I am a moderately picky eater. But I suppose I'd have to alter that statement depending on where I am eating. In America, I don't eat seafood, and I don't eat mushrooms. In Korea, I don't eat bugs, or live octopus, or dried squid jerky, or spongy fish cakes, or other questionable food items.
But...I did eat dog!
Yes, I did.
But it was only because Brad dared me!
And usually I'm not up for those sorts of challenges, but I wanted to do whatever I could to ensure Brad and Lynn an ideal Korean adventure. And...well, there is no way I'm eating some of the other things they serve here. This is about as adventurous as I'll go.
My friend Jane did some research and found a reputable place for our adventure. We found our way (after getting a little lost) to this basement restaurant in Nowon. The smell walking in was potent and I thought right away that this was going to be an interesting experience. I'm not sure I can even explain the smell. It was sort of sour, but like stew, and not a smell I'd ever associate with food.
We three sat around the table a little nervous for our dinner. Lynn is a vegetarian so she just laughed at us (supportively of course) and thought of really bad jokes in her head.
Boshintang is what the soup is called. It arrived bubbling hot. Brad and I ate, sort of. It was pretty gross. The meat itself was dark and stringy much like roast beef. It didn't really taste like beef though. It tasted...well...sorry, but "doggy". Like, if you close your eyes and think of your dog and how it smells when it's wet, and combine that smell with the smell of dog food, and mix that with a little ginger and garlic...that's sort of how it tasted.

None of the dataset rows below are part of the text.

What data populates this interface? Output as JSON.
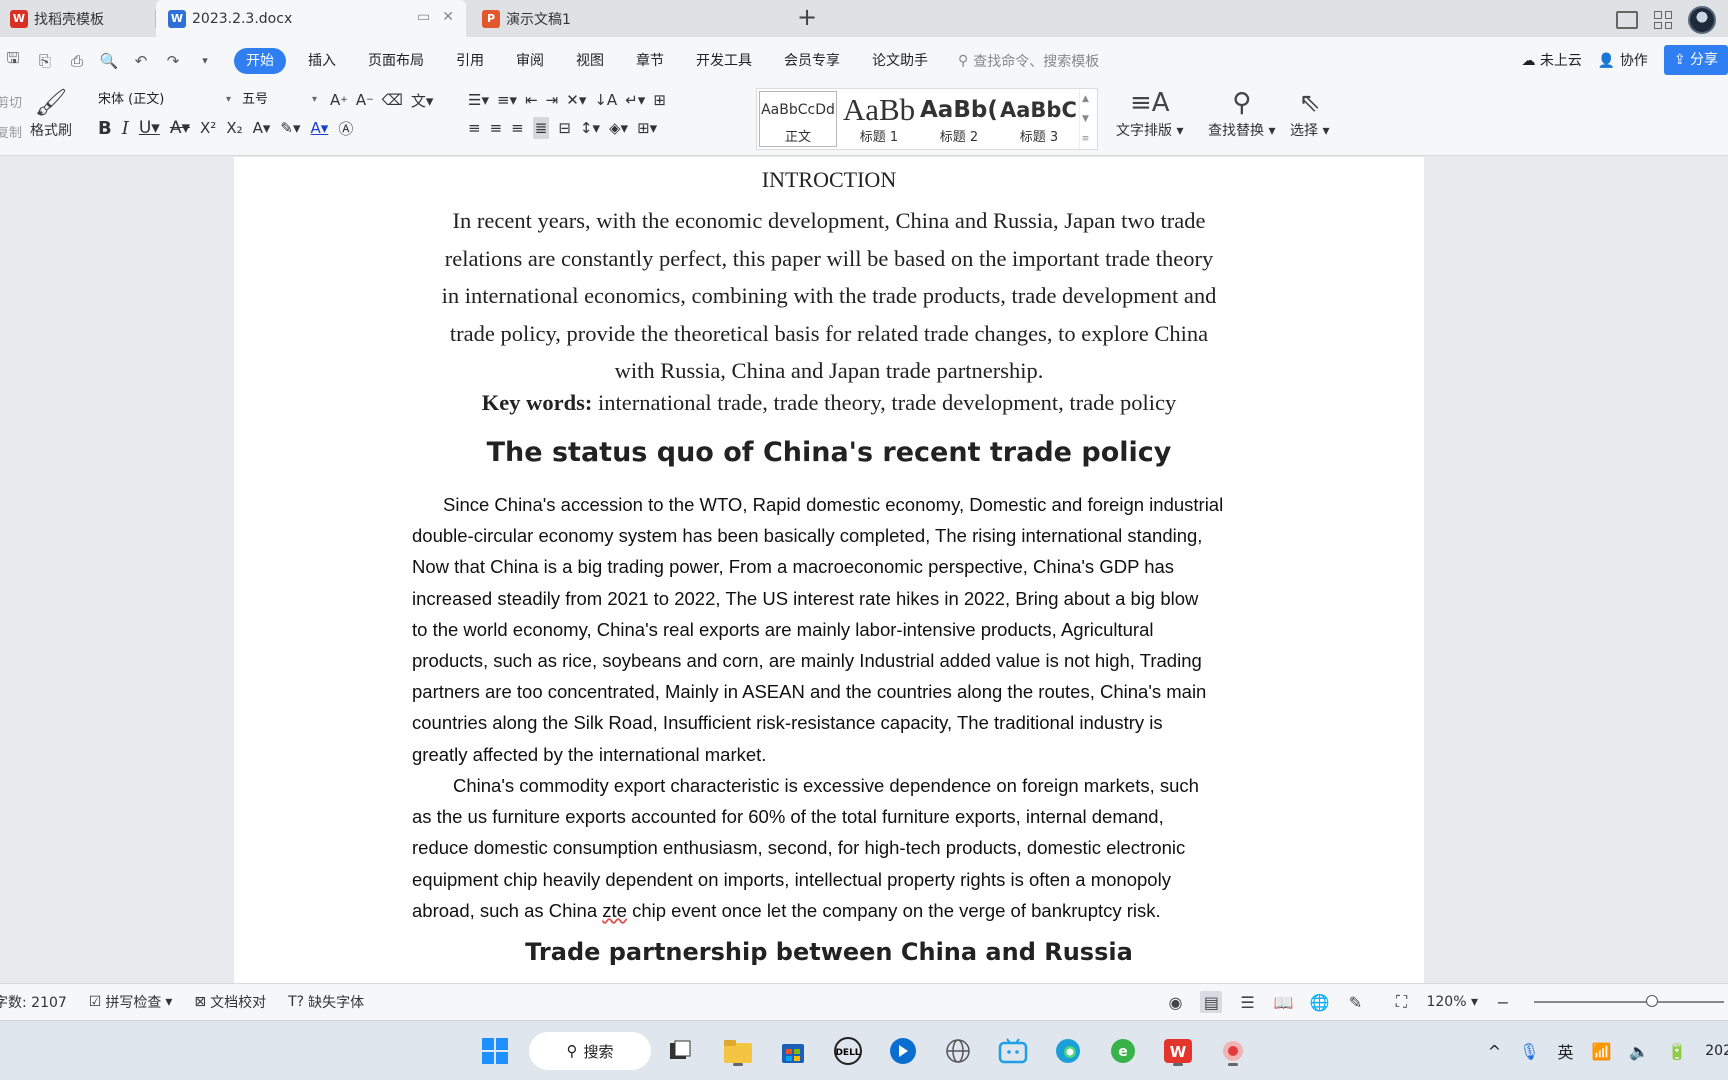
{
  "tabs": [
    {
      "label": "找稻壳模板",
      "icon": "wps-red-icon",
      "color": "#d93025"
    },
    {
      "label": "2023.2.3.docx",
      "icon": "wps-writer-icon",
      "color": "#2f6fd6"
    },
    {
      "label": "演示文稿1",
      "icon": "wps-presentation-icon",
      "color": "#e2572b"
    }
  ],
  "menu": {
    "items": [
      "开始",
      "插入",
      "页面布局",
      "引用",
      "审阅",
      "视图",
      "章节",
      "开发工具",
      "会员专享",
      "论文助手"
    ],
    "search_placeholder": "查找命令、搜索模板",
    "not_synced": "未上云",
    "collaborate": "协作",
    "share": "分享"
  },
  "ribbon": {
    "cut": "剪切",
    "copy": "复制",
    "format_painter": "格式刷",
    "font_name": "宋体 (正文)",
    "font_size": "五号",
    "styles": [
      {
        "preview": "AaBbCcDd",
        "label": "正文"
      },
      {
        "preview": "AaBb",
        "label": "标题 1"
      },
      {
        "preview": "AaBb(",
        "label": "标题 2"
      },
      {
        "preview": "AaBbC",
        "label": "标题 3"
      }
    ],
    "text_layout": "文字排版",
    "find_replace": "查找替换",
    "select": "选择"
  },
  "document": {
    "intro_title": "INTROCTION",
    "abstract_lines": [
      "In recent years, with the economic development, China and Russia, Japan two trade",
      "relations are constantly perfect, this paper will be based on the important trade theory",
      "in international economics, combining with the trade products, trade development and",
      "trade policy, provide the theoretical basis for related trade changes, to explore China",
      "with Russia, China and Japan trade partnership."
    ],
    "keywords_label": "Key words:",
    "keywords_text": " international trade, trade theory, trade development, trade policy",
    "heading1": "The status quo of China's recent trade policy",
    "para1_lines": [
      "Since China's accession to the WTO, Rapid domestic economy, Domestic and foreign industrial",
      "double-circular economy system has been basically completed, The rising international standing,",
      "Now that China is a big trading power, From a macroeconomic perspective, China's GDP has",
      "increased steadily from 2021 to 2022, The US interest rate hikes in 2022, Bring about a big blow",
      "to the world economy, China's real exports are mainly labor-intensive products, Agricultural",
      "products, such as rice, soybeans and corn, are mainly Industrial added value is not high, Trading",
      "partners are too concentrated, Mainly in ASEAN and the countries along the routes, China's main",
      "countries along the Silk Road, Insufficient risk-resistance capacity, The traditional industry is",
      "greatly affected by the international market."
    ],
    "para2_lines": [
      "China's commodity export characteristic is excessive dependence on foreign markets, such",
      "as the us furniture exports accounted for 60% of the total furniture exports, internal demand,",
      "reduce domestic consumption enthusiasm, second, for high-tech products, domestic electronic",
      "equipment chip heavily dependent on imports, intellectual property rights is often a monopoly"
    ],
    "para2_last_before": "abroad, such as China ",
    "para2_last_flagged": "zte",
    "para2_last_after": " chip event once let the company on the verge of bankruptcy risk.",
    "heading2": "Trade partnership between China and Russia"
  },
  "status": {
    "word_count": "字数: 2107",
    "spell_check": "拼写检查",
    "doc_proof": "文档校对",
    "missing_fonts": "缺失字体",
    "zoom": "120%",
    "zoom_fraction": 0.62
  },
  "taskbar": {
    "search": "搜索",
    "ime": "英",
    "clock_partial": "202"
  },
  "colors": {
    "accent": "#2f7ff2",
    "wps_red": "#d93025"
  }
}
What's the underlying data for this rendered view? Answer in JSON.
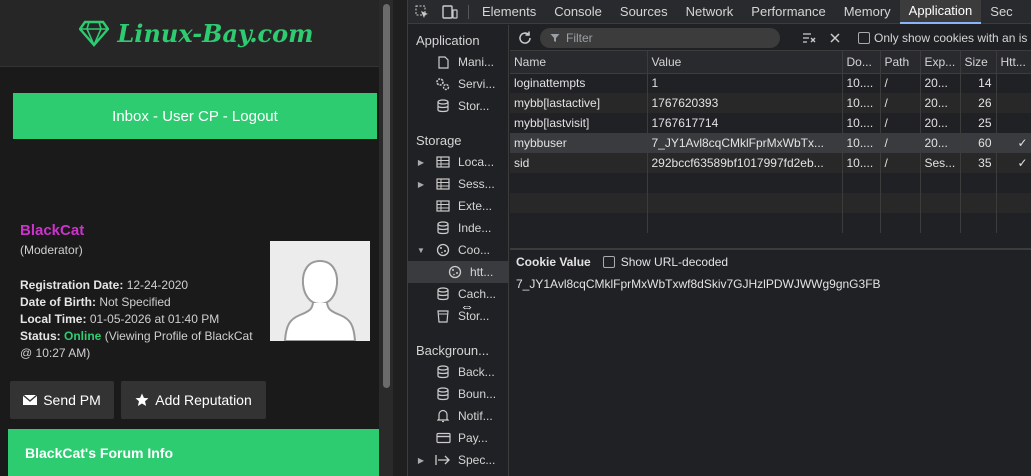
{
  "site": {
    "logo_text": "Linux-Bay.com",
    "nav_links": "Inbox - User CP - Logout",
    "profile": {
      "username": "BlackCat",
      "role": "(Moderator)",
      "reg_label": "Registration Date:",
      "reg_value": "12-24-2020",
      "dob_label": "Date of Birth:",
      "dob_value": "Not Specified",
      "local_label": "Local Time:",
      "local_value": "01-05-2026 at 01:40 PM",
      "status_label": "Status:",
      "status_value": "Online",
      "status_detail_1": "(Viewing Profile of ",
      "status_user": "BlackCat",
      "status_detail_2": " @ 10:27 AM)"
    },
    "send_pm": "Send PM",
    "add_rep": "Add Reputation",
    "forum_info": "BlackCat's Forum Info",
    "colors": {
      "accent": "#2ecc71",
      "username": "#cc33cc"
    }
  },
  "devtools": {
    "tabs": [
      "Elements",
      "Console",
      "Sources",
      "Network",
      "Performance",
      "Memory",
      "Application",
      "Sec"
    ],
    "active_tab": "Application",
    "sidebar": {
      "app_header": "Application",
      "app_items": [
        "Mani...",
        "Servi...",
        "Stor..."
      ],
      "storage_header": "Storage",
      "storage_items": [
        "Loca...",
        "Sess...",
        "Exte...",
        "Inde...",
        "Coo..."
      ],
      "cookie_child": "htt...",
      "storage_items_2": [
        "Cach...",
        "Stor..."
      ],
      "bg_header": "Backgroun...",
      "bg_items": [
        "Back...",
        "Boun...",
        "Notif...",
        "Pay...",
        "Spec..."
      ]
    },
    "toolbar": {
      "filter_placeholder": "Filter",
      "only_show": "Only show cookies with an is"
    },
    "columns": [
      "Name",
      "Value",
      "Do...",
      "Path",
      "Exp...",
      "Size",
      "Htt..."
    ],
    "rows": [
      {
        "name": "loginattempts",
        "value": "1",
        "domain": "10....",
        "path": "/",
        "expires": "20...",
        "size": "14",
        "http": ""
      },
      {
        "name": "mybb[lastactive]",
        "value": "1767620393",
        "domain": "10....",
        "path": "/",
        "expires": "20...",
        "size": "26",
        "http": ""
      },
      {
        "name": "mybb[lastvisit]",
        "value": "1767617714",
        "domain": "10....",
        "path": "/",
        "expires": "20...",
        "size": "25",
        "http": ""
      },
      {
        "name": "mybbuser",
        "value": "7_JY1Avl8cqCMklFprMxWbTx...",
        "domain": "10....",
        "path": "/",
        "expires": "20...",
        "size": "60",
        "http": "✓"
      },
      {
        "name": "sid",
        "value": "292bccf63589bf1017997fd2eb...",
        "domain": "10....",
        "path": "/",
        "expires": "Ses...",
        "size": "35",
        "http": "✓"
      }
    ],
    "cookie_value_label": "Cookie Value",
    "show_decoded": "Show URL-decoded",
    "cookie_value": "7_JY1Avl8cqCMklFprMxWbTxwf8dSkiv7GJHzlPDWJWWg9gnG3FB"
  }
}
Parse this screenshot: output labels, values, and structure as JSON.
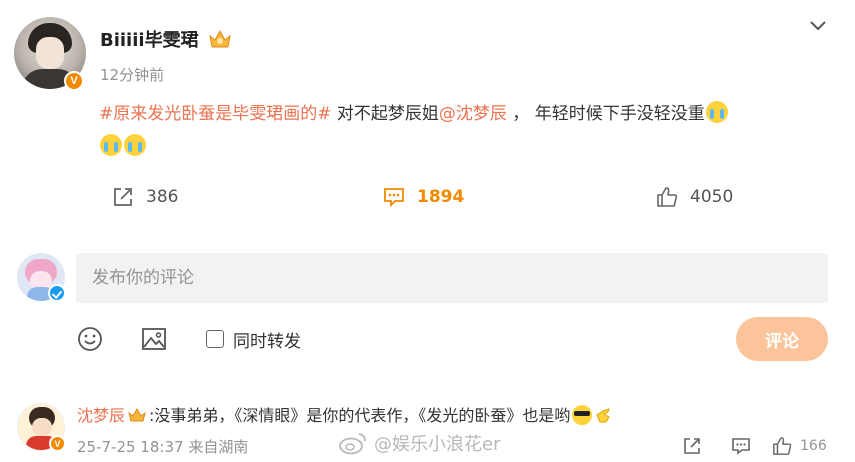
{
  "post": {
    "username": "Biiiii毕雯珺",
    "timestamp": "12分钟前",
    "content": {
      "topic": "#原来发光卧蚕是毕雯珺画的#",
      "text1": " 对不起梦辰姐",
      "mention": "@沈梦辰",
      "text2": " ， 年轻时候下手没轻没重"
    },
    "actions": {
      "repost_count": "386",
      "comment_count": "1894",
      "like_count": "4050"
    }
  },
  "comment_box": {
    "placeholder": "发布你的评论",
    "repost_label": "同时转发",
    "submit_label": "评论"
  },
  "reply": {
    "username": "沈梦辰",
    "text": ":没事弟弟，《深情眼》是你的代表作，《发光的卧蚕》也是哟",
    "date": "25-7-25 18:37",
    "location": "来自湖南",
    "like_count": "166"
  },
  "watermark": "@娱乐小浪花er",
  "colors": {
    "accent_orange": "#f28a00",
    "link_color": "#eb7350",
    "submit_bg": "#fbc49a",
    "muted_text": "#939393"
  }
}
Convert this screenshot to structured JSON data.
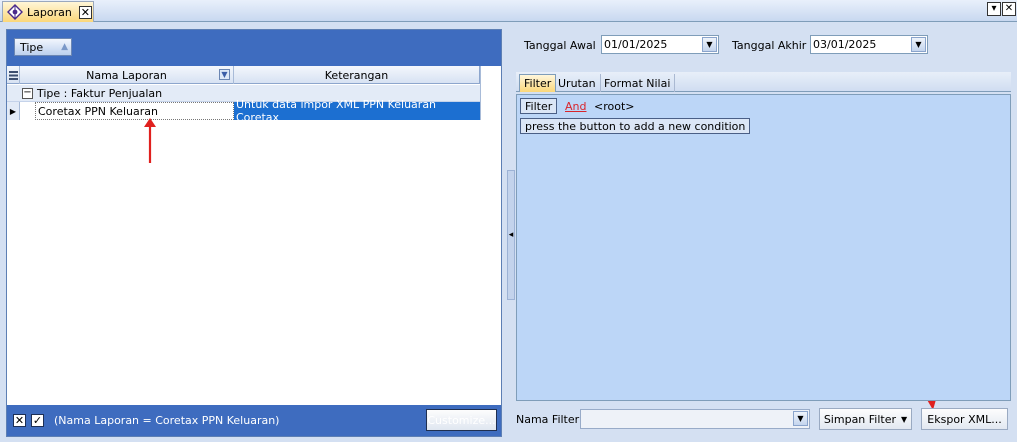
{
  "tab": {
    "title": "Laporan",
    "close_glyph": "✕"
  },
  "window_controls": {
    "dropdown_glyph": "▾",
    "close_glyph": "✕"
  },
  "left": {
    "group_chip": {
      "label": "Tipe"
    },
    "columns": [
      "Nama Laporan",
      "Keterangan"
    ],
    "group_row": {
      "label": "Tipe : Faktur Penjualan",
      "toggle": "−"
    },
    "rows": [
      {
        "nama": "Coretax PPN Keluaran",
        "keterangan": "Untuk data impor XML PPN Keluaran Coretax"
      }
    ],
    "filter_bar": {
      "text": "(Nama Laporan = Coretax PPN Keluaran)",
      "close_glyph": "✕",
      "check_glyph": "✓",
      "customize_label": "Customize..."
    }
  },
  "right": {
    "tanggal_awal": {
      "label": "Tanggal Awal",
      "value": "01/01/2025"
    },
    "tanggal_akhir": {
      "label": "Tanggal Akhir",
      "value": "03/01/2025"
    },
    "tabs": [
      "Filter",
      "Urutan",
      "Format Nilai"
    ],
    "filter_editor": {
      "filter_button": "Filter",
      "operator": "And",
      "root": "<root>",
      "hint": "press the button to add a new condition"
    },
    "nama_filter": {
      "label": "Nama Filter",
      "value": ""
    },
    "simpan_filter_label": "Simpan Filter",
    "ekspor_label": "Ekspor XML..."
  },
  "colors": {
    "panel_blue": "#3e6cbf",
    "selection": "#1c6fd1",
    "filter_editor_bg": "#bcd6f7",
    "annotation_arrow": "#e0201e"
  }
}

We did our best to eat enough to respect the restaurant but it was a difficult task. In between laughter, I'd shove another spoonful in my mouth. The worst part about the soup were the chunks of "mysterious blubbery possible body part" things. Brad tried to eat one but couldn't get it down his throat. We were guessing it was part of the heart, or liver, or something else.
I asked a student the next day "Jimmy, what do they put in this soup?" He told me that sometimes they take the intestine, clean it out, and stuff it with potatoes, and then cook it in the stew. Woof!....I mean Bark... I mean, Barf!!!!
Well, it was an experience, and one I will remember with laughter, and one I'm so glad I was able to share with fun people. Thanks Brad for your daring suggestion. And thanks Lynn for your support.
(the owner/cook in the front. her daughter is in the back middle.)
Before we left, the owner/cook wanted to take a picture with us. She was so delighted to have us visit. I don't think they get many foreign customers. She asked us to leave a note to hang on the wall. Brad did a swell job on this artistic masterpiece!
My favorite words of the night...
"Honey, wait, there's a dog hair in your soup!"
"Oh, gross, I just burped up some dogmeat..."
After dinner, we went to a little Korean place and ate some normal and yummy Korean food. Lynn tried bibimbop, and I had some mandu. I love mandu.